* **Assigned task**
Given the records below, set each one down again exactly as it reads.

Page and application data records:
※ ※ ※

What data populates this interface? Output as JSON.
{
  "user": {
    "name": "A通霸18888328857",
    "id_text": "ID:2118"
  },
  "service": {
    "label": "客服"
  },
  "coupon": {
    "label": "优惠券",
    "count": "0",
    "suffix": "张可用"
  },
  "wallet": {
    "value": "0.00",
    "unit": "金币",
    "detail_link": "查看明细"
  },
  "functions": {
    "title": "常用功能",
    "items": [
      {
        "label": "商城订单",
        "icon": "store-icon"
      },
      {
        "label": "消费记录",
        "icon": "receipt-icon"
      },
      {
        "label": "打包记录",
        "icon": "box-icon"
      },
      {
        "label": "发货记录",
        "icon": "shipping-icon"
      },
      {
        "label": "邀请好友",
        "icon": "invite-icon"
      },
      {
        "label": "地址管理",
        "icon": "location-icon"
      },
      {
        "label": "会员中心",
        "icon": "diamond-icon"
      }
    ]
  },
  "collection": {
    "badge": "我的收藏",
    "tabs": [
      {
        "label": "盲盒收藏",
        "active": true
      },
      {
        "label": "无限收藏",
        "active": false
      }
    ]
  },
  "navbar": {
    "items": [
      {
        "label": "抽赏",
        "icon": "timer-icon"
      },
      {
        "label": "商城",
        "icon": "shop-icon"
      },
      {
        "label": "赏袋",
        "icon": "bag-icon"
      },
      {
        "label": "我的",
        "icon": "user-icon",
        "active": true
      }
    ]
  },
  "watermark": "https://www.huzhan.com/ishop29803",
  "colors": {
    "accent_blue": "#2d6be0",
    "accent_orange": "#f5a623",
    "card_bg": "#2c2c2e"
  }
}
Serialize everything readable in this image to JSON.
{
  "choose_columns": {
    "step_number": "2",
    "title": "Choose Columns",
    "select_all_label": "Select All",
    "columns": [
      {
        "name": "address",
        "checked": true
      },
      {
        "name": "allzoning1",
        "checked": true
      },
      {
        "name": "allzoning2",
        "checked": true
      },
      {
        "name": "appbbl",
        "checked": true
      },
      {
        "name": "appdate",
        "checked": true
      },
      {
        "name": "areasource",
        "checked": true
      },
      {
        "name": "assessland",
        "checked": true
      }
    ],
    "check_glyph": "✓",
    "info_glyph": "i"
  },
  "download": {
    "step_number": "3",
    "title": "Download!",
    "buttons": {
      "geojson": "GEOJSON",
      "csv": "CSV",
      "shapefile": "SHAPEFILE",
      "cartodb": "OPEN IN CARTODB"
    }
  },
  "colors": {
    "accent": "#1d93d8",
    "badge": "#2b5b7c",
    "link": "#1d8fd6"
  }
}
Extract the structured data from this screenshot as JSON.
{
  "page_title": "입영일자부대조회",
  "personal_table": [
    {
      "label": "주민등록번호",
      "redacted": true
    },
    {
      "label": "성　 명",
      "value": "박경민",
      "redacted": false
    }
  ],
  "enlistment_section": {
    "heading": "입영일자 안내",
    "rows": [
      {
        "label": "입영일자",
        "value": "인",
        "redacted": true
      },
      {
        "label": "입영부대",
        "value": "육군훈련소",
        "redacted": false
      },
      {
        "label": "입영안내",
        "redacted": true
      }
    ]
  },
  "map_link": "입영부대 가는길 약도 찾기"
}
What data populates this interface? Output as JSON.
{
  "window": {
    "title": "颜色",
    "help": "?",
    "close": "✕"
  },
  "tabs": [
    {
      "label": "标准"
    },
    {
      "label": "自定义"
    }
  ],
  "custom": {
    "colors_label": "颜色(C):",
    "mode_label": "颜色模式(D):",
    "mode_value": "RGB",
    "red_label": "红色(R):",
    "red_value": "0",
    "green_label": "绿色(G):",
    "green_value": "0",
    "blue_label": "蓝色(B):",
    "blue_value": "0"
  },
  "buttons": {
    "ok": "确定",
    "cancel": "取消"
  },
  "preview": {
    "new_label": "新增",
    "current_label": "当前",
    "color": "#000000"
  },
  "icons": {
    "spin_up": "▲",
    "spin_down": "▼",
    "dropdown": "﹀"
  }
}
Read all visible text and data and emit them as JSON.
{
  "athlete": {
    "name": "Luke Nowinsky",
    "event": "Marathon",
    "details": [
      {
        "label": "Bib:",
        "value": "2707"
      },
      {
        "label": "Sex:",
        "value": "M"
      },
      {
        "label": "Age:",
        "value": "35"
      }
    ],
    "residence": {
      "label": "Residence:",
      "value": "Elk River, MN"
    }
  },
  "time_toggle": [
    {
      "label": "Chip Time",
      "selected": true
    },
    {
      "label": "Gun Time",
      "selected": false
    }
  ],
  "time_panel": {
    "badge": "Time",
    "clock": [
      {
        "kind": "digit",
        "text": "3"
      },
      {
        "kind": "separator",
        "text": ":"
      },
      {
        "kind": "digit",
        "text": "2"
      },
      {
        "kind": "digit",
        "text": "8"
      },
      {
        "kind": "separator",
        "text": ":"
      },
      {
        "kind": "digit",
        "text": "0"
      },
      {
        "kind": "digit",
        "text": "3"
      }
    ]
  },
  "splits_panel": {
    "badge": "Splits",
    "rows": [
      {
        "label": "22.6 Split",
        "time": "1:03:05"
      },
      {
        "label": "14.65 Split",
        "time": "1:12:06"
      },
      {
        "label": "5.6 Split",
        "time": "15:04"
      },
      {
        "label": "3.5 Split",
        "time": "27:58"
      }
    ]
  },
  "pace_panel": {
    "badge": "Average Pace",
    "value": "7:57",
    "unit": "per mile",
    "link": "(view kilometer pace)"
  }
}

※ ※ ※

* **Expected answer**
What data populates this interface? Output as JSON.
{
  "user": {
    "name": "A通霸18888328857",
    "id_text": "ID:2118"
  },
  "service": {
    "label": "客服"
  },
  "coupon": {
    "label": "优惠券",
    "count": "0",
    "suffix": "张可用"
  },
  "wallet": {
    "value": "0.00",
    "unit": "金币",
    "detail_link": "查看明细"
  },
  "functions": {
    "title": "常用功能",
    "items": [
      {
        "label": "商城订单",
        "icon": "store-icon"
      },
      {
        "label": "消费记录",
        "icon": "receipt-icon"
      },
      {
        "label": "打包记录",
        "icon": "box-icon"
      },
      {
        "label": "发货记录",
        "icon": "shipping-icon"
      },
      {
        "label": "邀请好友",
        "icon": "invite-icon"
      },
      {
        "label": "地址管理",
        "icon": "location-icon"
      },
      {
        "label": "会员中心",
        "icon": "diamond-icon"
      }
    ]
  },
  "collection": {
    "badge": "我的收藏",
    "tabs": [
      {
        "label": "盲盒收藏",
        "active": true
      },
      {
        "label": "无限收藏",
        "active": false
      }
    ]
  },
  "navbar": {
    "items": [
      {
        "label": "抽赏",
        "icon": "timer-icon"
      },
      {
        "label": "商城",
        "icon": "shop-icon"
      },
      {
        "label": "赏袋",
        "icon": "bag-icon"
      },
      {
        "label": "我的",
        "icon": "user-icon",
        "active": true
      }
    ]
  },
  "watermark": "https://www.huzhan.com/ishop29803",
  "colors": {
    "accent_blue": "#2d6be0",
    "accent_orange": "#f5a623",
    "card_bg": "#2c2c2e"
  }
}
Serialize everything readable in this image to JSON.
{
  "choose_columns": {
    "step_number": "2",
    "title": "Choose Columns",
    "select_all_label": "Select All",
    "columns": [
      {
        "name": "address",
        "checked": true
      },
      {
        "name": "allzoning1",
        "checked": true
      },
      {
        "name": "allzoning2",
        "checked": true
      },
      {
        "name": "appbbl",
        "checked": true
      },
      {
        "name": "appdate",
        "checked": true
      },
      {
        "name": "areasource",
        "checked": true
      },
      {
        "name": "assessland",
        "checked": true
      }
    ],
    "check_glyph": "✓",
    "info_glyph": "i"
  },
  "download": {
    "step_number": "3",
    "title": "Download!",
    "buttons": {
      "geojson": "GEOJSON",
      "csv": "CSV",
      "shapefile": "SHAPEFILE",
      "cartodb": "OPEN IN CARTODB"
    }
  },
  "colors": {
    "accent": "#1d93d8",
    "badge": "#2b5b7c",
    "link": "#1d8fd6"
  }
}
Extract the structured data from this screenshot as JSON.
{
  "page_title": "입영일자부대조회",
  "personal_table": [
    {
      "label": "주민등록번호",
      "redacted": true
    },
    {
      "label": "성　 명",
      "value": "박경민",
      "redacted": false
    }
  ],
  "enlistment_section": {
    "heading": "입영일자 안내",
    "rows": [
      {
        "label": "입영일자",
        "value": "인",
        "redacted": true
      },
      {
        "label": "입영부대",
        "value": "육군훈련소",
        "redacted": false
      },
      {
        "label": "입영안내",
        "redacted": true
      }
    ]
  },
  "map_link": "입영부대 가는길 약도 찾기"
}
What data populates this interface? Output as JSON.
{
  "window": {
    "title": "颜色",
    "help": "?",
    "close": "✕"
  },
  "tabs": [
    {
      "label": "标准"
    },
    {
      "label": "自定义"
    }
  ],
  "custom": {
    "colors_label": "颜色(C):",
    "mode_label": "颜色模式(D):",
    "mode_value": "RGB",
    "red_label": "红色(R):",
    "red_value": "0",
    "green_label": "绿色(G):",
    "green_value": "0",
    "blue_label": "蓝色(B):",
    "blue_value": "0"
  },
  "buttons": {
    "ok": "确定",
    "cancel": "取消"
  },
  "preview": {
    "new_label": "新增",
    "current_label": "当前",
    "color": "#000000"
  },
  "icons": {
    "spin_up": "▲",
    "spin_down": "▼",
    "dropdown": "﹀"
  }
}
Read all visible text and data and emit them as JSON.
{
  "athlete": {
    "name": "Luke Nowinsky",
    "event": "Marathon",
    "details": [
      {
        "label": "Bib:",
        "value": "2707"
      },
      {
        "label": "Sex:",
        "value": "M"
      },
      {
        "label": "Age:",
        "value": "35"
      }
    ],
    "residence": {
      "label": "Residence:",
      "value": "Elk River, MN"
    }
  },
  "time_toggle": [
    {
      "label": "Chip Time",
      "selected": true
    },
    {
      "label": "Gun Time",
      "selected": false
    }
  ],
  "time_panel": {
    "badge": "Time",
    "clock": [
      {
        "kind": "digit",
        "text": "3"
      },
      {
        "kind": "separator",
        "text": ":"
      },
      {
        "kind": "digit",
        "text": "2"
      },
      {
        "kind": "digit",
        "text": "8"
      },
      {
        "kind": "separator",
        "text": ":"
      },
      {
        "kind": "digit",
        "text": "0"
      },
      {
        "kind": "digit",
        "text": "3"
      }
    ]
  },
  "splits_panel": {
    "badge": "Splits",
    "rows": [
      {
        "label": "22.6 Split",
        "time": "1:03:05"
      },
      {
        "label": "14.65 Split",
        "time": "1:12:06"
      },
      {
        "label": "5.6 Split",
        "time": "15:04"
      },
      {
        "label": "3.5 Split",
        "time": "27:58"
      }
    ]
  },
  "pace_panel": {
    "badge": "Average Pace",
    "value": "7:57",
    "unit": "per mile",
    "link": "(view kilometer pace)"
  }
}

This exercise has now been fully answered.